Brief ▸ How many lines in the material contain the string "unit"? Only the number is wanted.

Material provided ▸
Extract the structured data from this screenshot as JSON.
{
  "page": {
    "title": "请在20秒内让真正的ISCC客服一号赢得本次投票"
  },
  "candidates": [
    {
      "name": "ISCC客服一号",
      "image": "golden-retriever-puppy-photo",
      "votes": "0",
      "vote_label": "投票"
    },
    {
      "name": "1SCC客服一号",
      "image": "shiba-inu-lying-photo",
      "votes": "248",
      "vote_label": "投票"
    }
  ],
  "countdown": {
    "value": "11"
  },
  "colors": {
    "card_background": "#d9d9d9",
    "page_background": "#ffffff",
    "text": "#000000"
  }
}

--

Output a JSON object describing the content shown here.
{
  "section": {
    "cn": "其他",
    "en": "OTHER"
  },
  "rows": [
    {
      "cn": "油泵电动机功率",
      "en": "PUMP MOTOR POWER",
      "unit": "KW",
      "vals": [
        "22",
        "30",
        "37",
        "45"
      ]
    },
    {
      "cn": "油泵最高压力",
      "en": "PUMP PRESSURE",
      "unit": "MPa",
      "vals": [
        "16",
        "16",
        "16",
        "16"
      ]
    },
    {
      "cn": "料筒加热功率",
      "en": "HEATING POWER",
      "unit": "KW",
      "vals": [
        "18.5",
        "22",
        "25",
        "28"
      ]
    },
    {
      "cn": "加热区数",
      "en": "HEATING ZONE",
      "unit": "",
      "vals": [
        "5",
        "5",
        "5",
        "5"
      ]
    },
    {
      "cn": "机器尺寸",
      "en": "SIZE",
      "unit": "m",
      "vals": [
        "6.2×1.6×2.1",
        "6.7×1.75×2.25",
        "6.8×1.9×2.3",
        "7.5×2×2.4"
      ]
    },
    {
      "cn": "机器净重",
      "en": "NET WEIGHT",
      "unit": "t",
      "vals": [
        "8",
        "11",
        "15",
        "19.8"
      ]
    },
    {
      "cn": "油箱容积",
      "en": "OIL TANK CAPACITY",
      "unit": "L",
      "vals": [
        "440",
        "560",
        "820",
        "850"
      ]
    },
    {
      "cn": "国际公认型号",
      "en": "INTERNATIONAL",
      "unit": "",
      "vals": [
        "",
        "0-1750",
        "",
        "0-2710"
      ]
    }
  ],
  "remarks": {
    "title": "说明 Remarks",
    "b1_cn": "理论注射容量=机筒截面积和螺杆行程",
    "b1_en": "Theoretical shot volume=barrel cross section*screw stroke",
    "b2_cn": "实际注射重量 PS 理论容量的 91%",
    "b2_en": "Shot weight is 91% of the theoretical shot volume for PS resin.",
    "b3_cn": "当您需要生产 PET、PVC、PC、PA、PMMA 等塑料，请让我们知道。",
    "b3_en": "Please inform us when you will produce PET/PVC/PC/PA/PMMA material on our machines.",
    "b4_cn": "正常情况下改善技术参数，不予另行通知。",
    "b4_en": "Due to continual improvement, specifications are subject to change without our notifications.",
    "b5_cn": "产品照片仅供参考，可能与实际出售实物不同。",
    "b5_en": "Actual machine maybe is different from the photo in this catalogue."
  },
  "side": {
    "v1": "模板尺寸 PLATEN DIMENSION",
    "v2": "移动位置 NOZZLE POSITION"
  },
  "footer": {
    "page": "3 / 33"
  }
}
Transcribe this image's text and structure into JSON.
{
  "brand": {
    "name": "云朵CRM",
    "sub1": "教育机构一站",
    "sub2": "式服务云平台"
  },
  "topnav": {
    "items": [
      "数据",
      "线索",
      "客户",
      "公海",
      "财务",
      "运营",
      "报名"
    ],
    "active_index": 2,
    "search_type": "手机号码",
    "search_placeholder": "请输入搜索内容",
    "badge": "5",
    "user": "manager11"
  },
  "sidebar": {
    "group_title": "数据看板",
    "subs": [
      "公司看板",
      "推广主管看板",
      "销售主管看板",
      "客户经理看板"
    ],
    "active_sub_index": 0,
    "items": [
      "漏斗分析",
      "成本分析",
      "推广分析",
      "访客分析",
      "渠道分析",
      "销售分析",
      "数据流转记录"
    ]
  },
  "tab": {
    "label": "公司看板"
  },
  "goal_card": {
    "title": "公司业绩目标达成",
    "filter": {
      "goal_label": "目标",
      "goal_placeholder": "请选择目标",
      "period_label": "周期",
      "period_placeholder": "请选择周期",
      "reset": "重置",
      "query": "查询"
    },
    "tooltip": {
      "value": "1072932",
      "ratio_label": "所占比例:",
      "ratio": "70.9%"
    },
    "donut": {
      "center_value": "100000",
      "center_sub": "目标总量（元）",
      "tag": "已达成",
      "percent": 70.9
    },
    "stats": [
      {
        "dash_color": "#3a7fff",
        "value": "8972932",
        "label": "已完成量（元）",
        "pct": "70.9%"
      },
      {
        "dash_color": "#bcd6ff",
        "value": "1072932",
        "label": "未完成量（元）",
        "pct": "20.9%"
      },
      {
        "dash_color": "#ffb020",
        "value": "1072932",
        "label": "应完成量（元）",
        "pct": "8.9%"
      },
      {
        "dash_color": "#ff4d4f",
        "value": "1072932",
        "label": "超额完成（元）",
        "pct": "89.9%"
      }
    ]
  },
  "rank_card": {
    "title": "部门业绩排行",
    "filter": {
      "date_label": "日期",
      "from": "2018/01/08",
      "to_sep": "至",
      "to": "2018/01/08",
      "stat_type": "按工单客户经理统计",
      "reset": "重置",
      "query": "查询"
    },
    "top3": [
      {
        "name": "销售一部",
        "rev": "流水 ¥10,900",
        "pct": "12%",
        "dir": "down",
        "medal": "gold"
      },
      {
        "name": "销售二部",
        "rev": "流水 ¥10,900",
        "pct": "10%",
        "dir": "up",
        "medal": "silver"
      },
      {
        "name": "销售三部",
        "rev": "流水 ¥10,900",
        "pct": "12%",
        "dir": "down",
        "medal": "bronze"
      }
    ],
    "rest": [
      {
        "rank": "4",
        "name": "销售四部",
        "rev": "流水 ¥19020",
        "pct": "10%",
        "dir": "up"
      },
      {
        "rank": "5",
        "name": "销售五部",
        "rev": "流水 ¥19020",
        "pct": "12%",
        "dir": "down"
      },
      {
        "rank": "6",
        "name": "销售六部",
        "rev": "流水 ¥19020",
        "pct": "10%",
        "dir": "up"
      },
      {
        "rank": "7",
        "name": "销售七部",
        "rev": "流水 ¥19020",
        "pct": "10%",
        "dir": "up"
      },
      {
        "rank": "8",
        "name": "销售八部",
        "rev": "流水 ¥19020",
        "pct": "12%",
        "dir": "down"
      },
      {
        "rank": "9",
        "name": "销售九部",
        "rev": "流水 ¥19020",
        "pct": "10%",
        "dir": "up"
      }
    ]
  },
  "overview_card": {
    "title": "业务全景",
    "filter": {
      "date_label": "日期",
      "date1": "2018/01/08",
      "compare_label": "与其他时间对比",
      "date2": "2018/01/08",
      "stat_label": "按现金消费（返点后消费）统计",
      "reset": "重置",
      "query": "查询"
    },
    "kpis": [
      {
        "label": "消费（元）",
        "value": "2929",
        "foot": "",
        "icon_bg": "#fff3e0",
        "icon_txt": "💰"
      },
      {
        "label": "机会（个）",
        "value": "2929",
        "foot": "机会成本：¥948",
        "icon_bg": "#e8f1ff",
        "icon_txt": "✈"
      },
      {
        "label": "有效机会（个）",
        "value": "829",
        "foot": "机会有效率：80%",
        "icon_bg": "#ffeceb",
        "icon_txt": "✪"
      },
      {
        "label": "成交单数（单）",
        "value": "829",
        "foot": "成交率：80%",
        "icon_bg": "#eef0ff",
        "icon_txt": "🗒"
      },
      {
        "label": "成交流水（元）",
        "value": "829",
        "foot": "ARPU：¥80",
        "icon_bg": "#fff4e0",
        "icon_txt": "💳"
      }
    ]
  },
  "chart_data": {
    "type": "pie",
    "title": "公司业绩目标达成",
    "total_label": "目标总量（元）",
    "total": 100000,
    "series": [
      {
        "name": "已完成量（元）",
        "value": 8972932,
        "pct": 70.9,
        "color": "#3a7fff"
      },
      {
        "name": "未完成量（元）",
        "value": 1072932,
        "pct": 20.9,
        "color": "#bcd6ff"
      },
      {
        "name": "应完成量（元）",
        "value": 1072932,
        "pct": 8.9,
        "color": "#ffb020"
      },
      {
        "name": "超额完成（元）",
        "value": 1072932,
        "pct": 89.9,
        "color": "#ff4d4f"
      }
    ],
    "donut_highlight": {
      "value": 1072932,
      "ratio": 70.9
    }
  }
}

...

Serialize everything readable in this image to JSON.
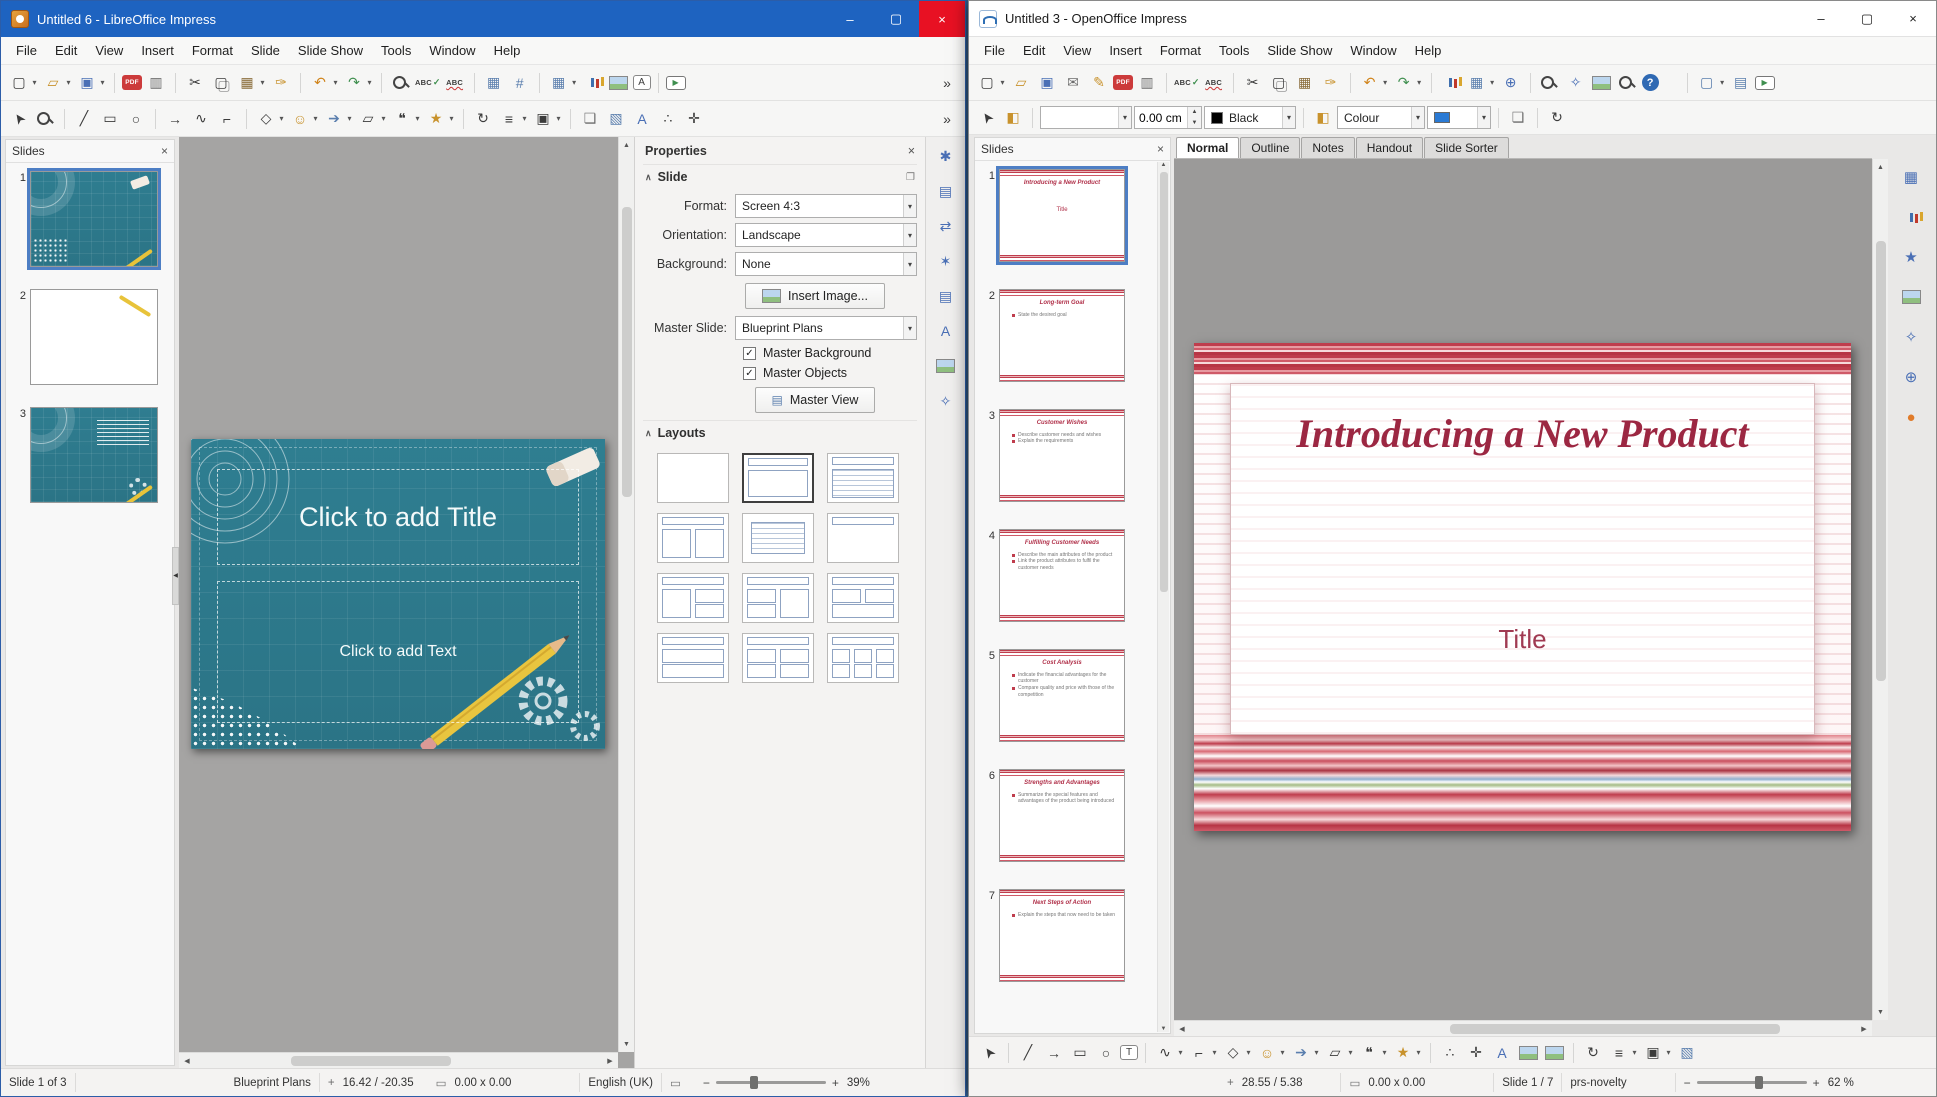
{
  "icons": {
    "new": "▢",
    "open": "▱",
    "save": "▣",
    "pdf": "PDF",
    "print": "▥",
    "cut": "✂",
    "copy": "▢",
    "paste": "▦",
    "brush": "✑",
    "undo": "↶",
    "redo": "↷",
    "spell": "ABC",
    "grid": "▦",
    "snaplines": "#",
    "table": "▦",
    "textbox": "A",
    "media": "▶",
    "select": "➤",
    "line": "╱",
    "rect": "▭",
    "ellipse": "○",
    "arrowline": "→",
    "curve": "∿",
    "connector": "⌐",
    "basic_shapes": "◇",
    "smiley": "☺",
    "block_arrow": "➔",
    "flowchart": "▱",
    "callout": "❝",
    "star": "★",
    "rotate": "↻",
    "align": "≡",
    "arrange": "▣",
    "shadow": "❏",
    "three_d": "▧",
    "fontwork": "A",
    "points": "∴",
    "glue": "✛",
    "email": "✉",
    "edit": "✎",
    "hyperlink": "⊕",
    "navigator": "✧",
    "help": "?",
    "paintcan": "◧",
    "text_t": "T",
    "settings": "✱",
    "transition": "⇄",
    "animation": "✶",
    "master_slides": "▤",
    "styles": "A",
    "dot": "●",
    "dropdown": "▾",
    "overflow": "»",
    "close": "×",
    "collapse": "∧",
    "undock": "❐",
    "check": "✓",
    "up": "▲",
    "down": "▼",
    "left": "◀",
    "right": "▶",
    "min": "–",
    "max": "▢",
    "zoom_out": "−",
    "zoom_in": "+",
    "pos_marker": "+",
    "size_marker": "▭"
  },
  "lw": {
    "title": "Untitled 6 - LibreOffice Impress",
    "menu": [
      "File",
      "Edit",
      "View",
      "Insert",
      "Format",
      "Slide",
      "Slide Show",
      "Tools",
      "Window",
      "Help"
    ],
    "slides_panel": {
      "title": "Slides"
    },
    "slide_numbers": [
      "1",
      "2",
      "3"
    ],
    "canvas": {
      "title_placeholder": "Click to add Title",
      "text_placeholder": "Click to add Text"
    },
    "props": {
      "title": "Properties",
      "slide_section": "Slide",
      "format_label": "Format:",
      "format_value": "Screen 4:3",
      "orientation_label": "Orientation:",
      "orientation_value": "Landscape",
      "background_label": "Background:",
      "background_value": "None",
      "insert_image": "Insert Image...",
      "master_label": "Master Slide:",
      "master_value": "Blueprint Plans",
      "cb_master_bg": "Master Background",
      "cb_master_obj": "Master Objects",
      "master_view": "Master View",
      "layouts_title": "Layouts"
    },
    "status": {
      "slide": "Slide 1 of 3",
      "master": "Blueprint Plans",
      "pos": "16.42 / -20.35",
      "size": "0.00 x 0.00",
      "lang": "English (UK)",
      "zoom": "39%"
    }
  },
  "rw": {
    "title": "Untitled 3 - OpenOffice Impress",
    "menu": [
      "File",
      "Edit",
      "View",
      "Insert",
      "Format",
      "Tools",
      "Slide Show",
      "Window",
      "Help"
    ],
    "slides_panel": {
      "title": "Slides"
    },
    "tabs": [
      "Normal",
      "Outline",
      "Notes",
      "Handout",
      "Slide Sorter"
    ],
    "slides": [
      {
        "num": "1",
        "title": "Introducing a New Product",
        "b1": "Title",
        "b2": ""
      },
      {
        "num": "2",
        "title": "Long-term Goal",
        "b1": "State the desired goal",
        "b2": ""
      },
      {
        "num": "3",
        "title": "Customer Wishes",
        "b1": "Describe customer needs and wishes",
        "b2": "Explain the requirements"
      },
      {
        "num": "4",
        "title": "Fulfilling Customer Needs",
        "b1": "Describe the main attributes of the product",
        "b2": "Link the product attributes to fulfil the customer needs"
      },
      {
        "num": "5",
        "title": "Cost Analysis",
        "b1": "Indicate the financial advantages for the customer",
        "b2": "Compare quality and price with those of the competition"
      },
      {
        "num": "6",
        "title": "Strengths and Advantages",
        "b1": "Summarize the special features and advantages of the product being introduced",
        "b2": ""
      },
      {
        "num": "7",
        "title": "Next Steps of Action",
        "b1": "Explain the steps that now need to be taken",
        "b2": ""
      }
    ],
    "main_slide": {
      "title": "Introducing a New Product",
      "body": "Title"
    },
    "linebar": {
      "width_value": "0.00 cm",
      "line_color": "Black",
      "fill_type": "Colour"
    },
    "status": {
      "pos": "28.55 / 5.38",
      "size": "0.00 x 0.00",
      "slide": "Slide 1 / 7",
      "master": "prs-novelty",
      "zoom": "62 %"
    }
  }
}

The completed task ▸ 8